We prospectively enrolled 48 patients that underwent minimally invasive cranial procedures planned using VR, followed by neuronavigation. First, craniotomies were planned using VR derived measurements. Second, frameless neuronavigation was applied to define the craniotomy. The locations of these paired craniotomies were compared. A correctly placed craniotomy was defined as one that enabled the surgeon to totally remove the pathology without need to enlarge the craniotomy intraoperatively.


Using VR, the size and the position of the craniotomy were measured correctly in 47 of 48 cases (98%). In 44 of 48 cases (92%), neuronavigation identified the craniotomy site correctly. In cases where neuronavigation failed, minimally invasive surgery was successfully completed using preoperative VR surgery planning. No statistically significant difference was found between craniotomy localization using VR surgery planning or standard frameless neuronavigation (p = 0.36).


The craniotomy for minimally invasive neurosurgical procedures can be identified accurately using VR surgery planning or neuronavigation. In cases of neuronavigation failure, VR surgery planning serves as an effective backup system to perform a minimally invasive operation.
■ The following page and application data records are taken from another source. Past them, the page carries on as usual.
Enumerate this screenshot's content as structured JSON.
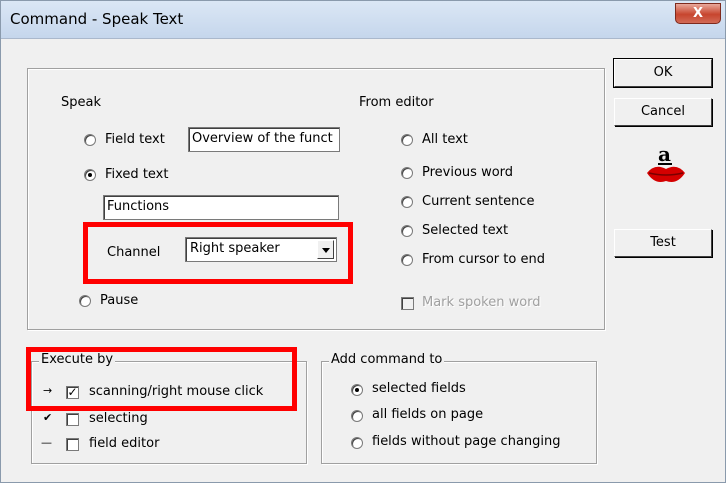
{
  "window": {
    "title": "Command - Speak Text",
    "close_label": "X"
  },
  "buttons": {
    "ok": "OK",
    "cancel": "Cancel",
    "test": "Test"
  },
  "speak": {
    "heading": "Speak",
    "field_text_label": "Field text",
    "field_text_value": "Overview of the funct",
    "fixed_text_label": "Fixed text",
    "fixed_text_value": "Functions",
    "channel_label": "Channel",
    "channel_value": "Right speaker",
    "pause_label": "Pause"
  },
  "from_editor": {
    "heading": "From editor",
    "options": [
      "All text",
      "Previous word",
      "Current sentence",
      "Selected text",
      "From cursor to end"
    ],
    "mark_spoken_word": "Mark spoken word"
  },
  "execute_by": {
    "legend": "Execute by",
    "items": [
      {
        "symbol": "→",
        "label": "scanning/right mouse click",
        "checked": true
      },
      {
        "symbol": "✔",
        "label": "selecting",
        "checked": false
      },
      {
        "symbol": "—",
        "label": "field editor",
        "checked": false
      }
    ]
  },
  "add_command_to": {
    "legend": "Add command to",
    "options": [
      "selected fields",
      "all fields on page",
      "fields without page changing"
    ]
  },
  "icon": {
    "name": "speaking-mouth-icon",
    "letter": "a"
  },
  "colors": {
    "highlight": "#ff0000",
    "dialog_bg": "#f0f0f0",
    "mouth_red": "#d40000"
  }
}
Craniotomy Surgical procedures Minimally invasive Neuronavigation Neurosurgical procedures Virtual reality Approach planning